(INFORMATION SUPPLIED)
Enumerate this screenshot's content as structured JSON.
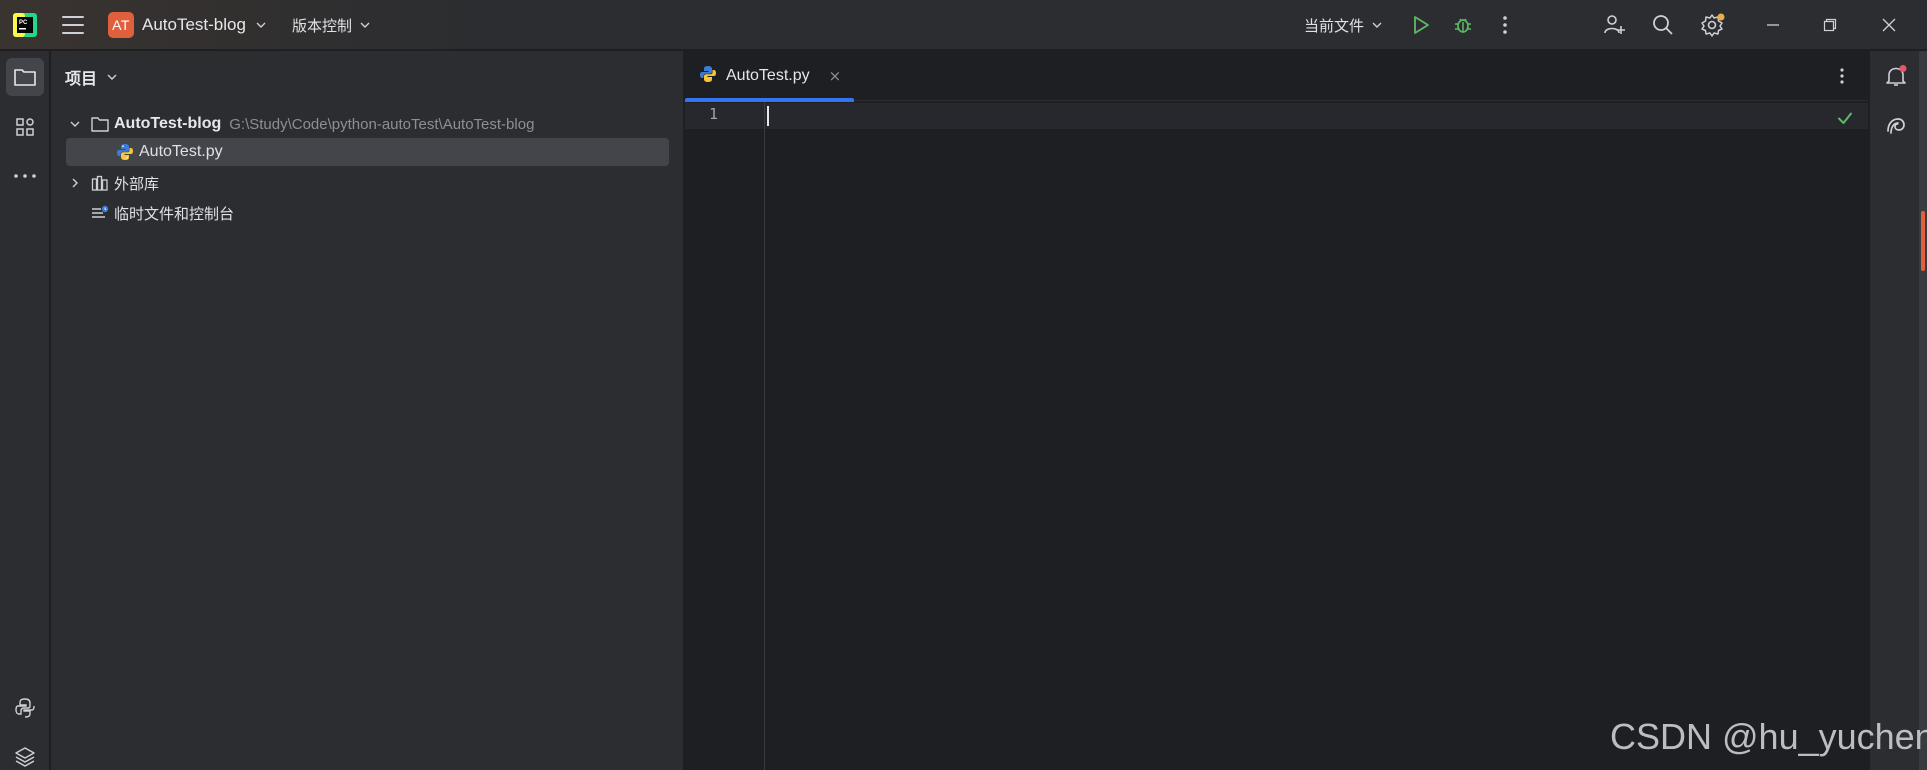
{
  "titlebar": {
    "project_badge": "AT",
    "project_name": "AutoTest-blog",
    "vcs_label": "版本控制",
    "run_config_label": "当前文件",
    "icons": [
      "pycharm-logo-icon",
      "hamburger-menu-icon",
      "run-icon",
      "debug-icon",
      "more-vertical-icon",
      "add-user-icon",
      "search-icon",
      "settings-icon",
      "minimize-icon",
      "restore-icon",
      "close-icon"
    ]
  },
  "left_strip": {
    "icons": [
      "project-folder-icon",
      "structure-icon",
      "more-horizontal-icon",
      "python-console-icon",
      "layers-icon"
    ]
  },
  "project_panel": {
    "title": "项目",
    "tree": {
      "root_name": "AutoTest-blog",
      "root_path": "G:\\Study\\Code\\python-autoTest\\AutoTest-blog",
      "file_name": "AutoTest.py",
      "external_libs": "外部库",
      "scratches": "临时文件和控制台"
    }
  },
  "editor": {
    "tab_label": "AutoTest.py",
    "tab_close": "×",
    "line_number": "1"
  },
  "right_strip": {
    "icons": [
      "notifications-icon",
      "ai-assistant-icon"
    ]
  },
  "watermark": "CSDN @hu_yuchen",
  "colors": {
    "accent": "#3574f0",
    "project_badge": "#e0603e",
    "run_green": "#5fb865",
    "notification_dot": "#e55765"
  }
}
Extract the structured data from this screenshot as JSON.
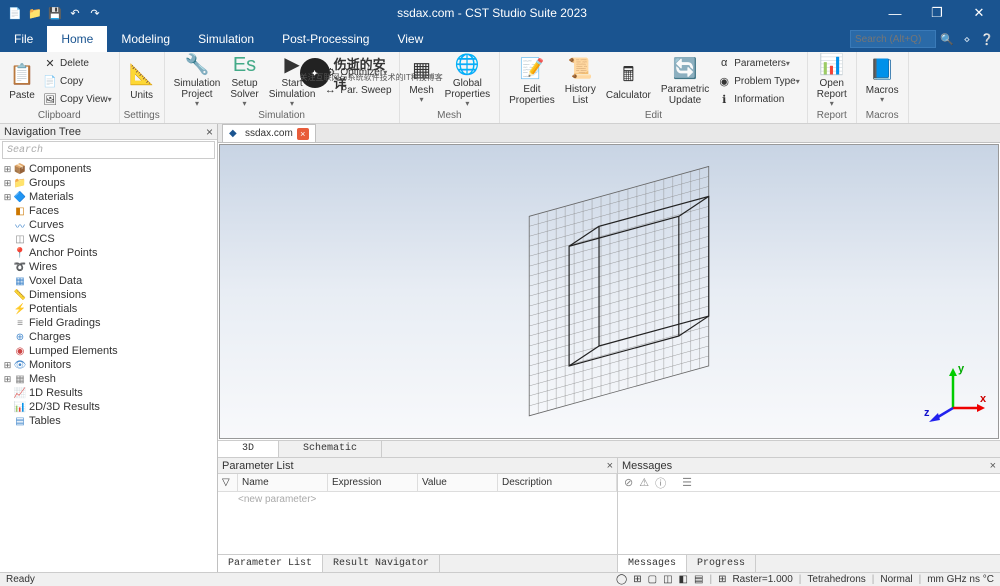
{
  "window": {
    "title": "ssdax.com - CST Studio Suite 2023"
  },
  "menu": {
    "file": "File",
    "tabs": [
      "Home",
      "Modeling",
      "Simulation",
      "Post-Processing",
      "View"
    ],
    "active": "Home",
    "search_placeholder": "Search (Alt+Q)"
  },
  "ribbon": {
    "clipboard": {
      "label": "Clipboard",
      "paste": "Paste",
      "delete": "Delete",
      "copy": "Copy",
      "copy_view": "Copy View"
    },
    "settings": {
      "label": "Settings",
      "units": "Units"
    },
    "simulation": {
      "label": "Simulation",
      "project": "Simulation\nProject",
      "solver": "Setup\nSolver",
      "start": "Start\nSimulation",
      "optimizer": "Optimizer",
      "par_sweep": "Par. Sweep"
    },
    "mesh": {
      "label": "Mesh",
      "mesh": "Mesh",
      "global": "Global\nProperties"
    },
    "edit": {
      "label": "Edit",
      "properties": "Edit\nProperties",
      "history": "History\nList",
      "calculator": "Calculator",
      "parametric": "Parametric\nUpdate",
      "parameters": "Parameters",
      "problem_type": "Problem Type",
      "information": "Information"
    },
    "report": {
      "label": "Report",
      "open_report": "Open\nReport"
    },
    "macros": {
      "label": "Macros",
      "macros": "Macros"
    }
  },
  "nav": {
    "title": "Navigation Tree",
    "search": "Search",
    "items": [
      {
        "exp": "⊞",
        "icon": "📦",
        "label": "Components",
        "c": "#4a8"
      },
      {
        "exp": "⊞",
        "icon": "📁",
        "label": "Groups",
        "c": "#888"
      },
      {
        "exp": "⊞",
        "icon": "🔷",
        "label": "Materials",
        "c": "#4a8"
      },
      {
        "exp": "",
        "icon": "◧",
        "label": "Faces",
        "c": "#c70"
      },
      {
        "exp": "",
        "icon": "〰",
        "label": "Curves",
        "c": "#48c"
      },
      {
        "exp": "",
        "icon": "◫",
        "label": "WCS",
        "c": "#888"
      },
      {
        "exp": "",
        "icon": "📍",
        "label": "Anchor Points",
        "c": "#c44"
      },
      {
        "exp": "",
        "icon": "➰",
        "label": "Wires",
        "c": "#c70"
      },
      {
        "exp": "",
        "icon": "▦",
        "label": "Voxel Data",
        "c": "#48c"
      },
      {
        "exp": "",
        "icon": "📏",
        "label": "Dimensions",
        "c": "#888"
      },
      {
        "exp": "",
        "icon": "⚡",
        "label": "Potentials",
        "c": "#c70"
      },
      {
        "exp": "",
        "icon": "≡",
        "label": "Field Gradings",
        "c": "#888"
      },
      {
        "exp": "",
        "icon": "⊕",
        "label": "Charges",
        "c": "#48c"
      },
      {
        "exp": "",
        "icon": "◉",
        "label": "Lumped Elements",
        "c": "#c44"
      },
      {
        "exp": "⊞",
        "icon": "👁",
        "label": "Monitors",
        "c": "#48c"
      },
      {
        "exp": "⊞",
        "icon": "▦",
        "label": "Mesh",
        "c": "#888"
      },
      {
        "exp": "",
        "icon": "📈",
        "label": "1D Results",
        "c": "#4a8"
      },
      {
        "exp": "",
        "icon": "📊",
        "label": "2D/3D Results",
        "c": "#4a8"
      },
      {
        "exp": "",
        "icon": "▤",
        "label": "Tables",
        "c": "#48c"
      }
    ]
  },
  "doc": {
    "name": "ssdax.com"
  },
  "view_tabs": {
    "t3d": "3D",
    "schematic": "Schematic"
  },
  "param": {
    "title": "Parameter List",
    "cols": [
      "",
      "Name",
      "Expression",
      "Value",
      "Description"
    ],
    "placeholder": "<new parameter>",
    "tab1": "Parameter List",
    "tab2": "Result Navigator"
  },
  "messages": {
    "title": "Messages",
    "tab1": "Messages",
    "tab2": "Progress"
  },
  "status": {
    "ready": "Ready",
    "raster": "Raster=1.000",
    "mesh": "Tetrahedrons",
    "accuracy": "Normal",
    "units": "mm GHz ns °C"
  },
  "watermark": {
    "text": "伤逝的安详",
    "sub": "关注互联网与系统软件技术的IT科技博客"
  }
}
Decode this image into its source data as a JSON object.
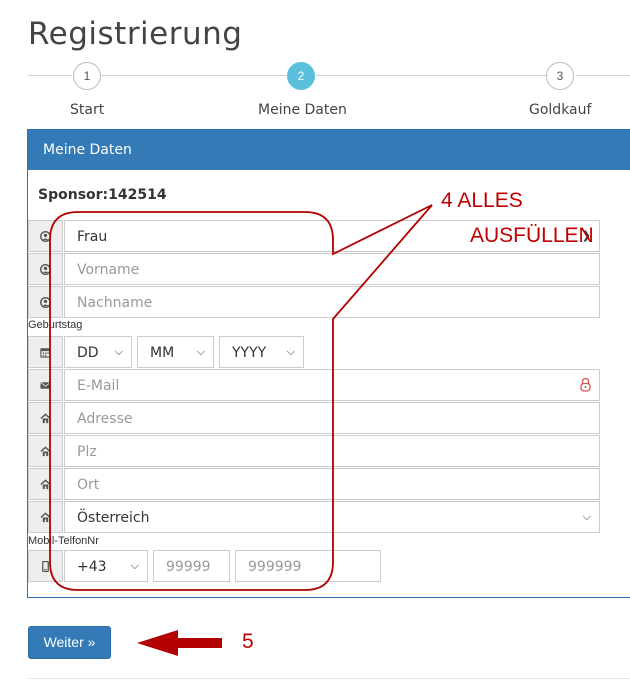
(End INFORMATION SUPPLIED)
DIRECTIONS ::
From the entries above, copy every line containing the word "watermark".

EXPECTED ANSWER ::
  "watermark": "CSDN @hu_yuchen",
  "watermark": {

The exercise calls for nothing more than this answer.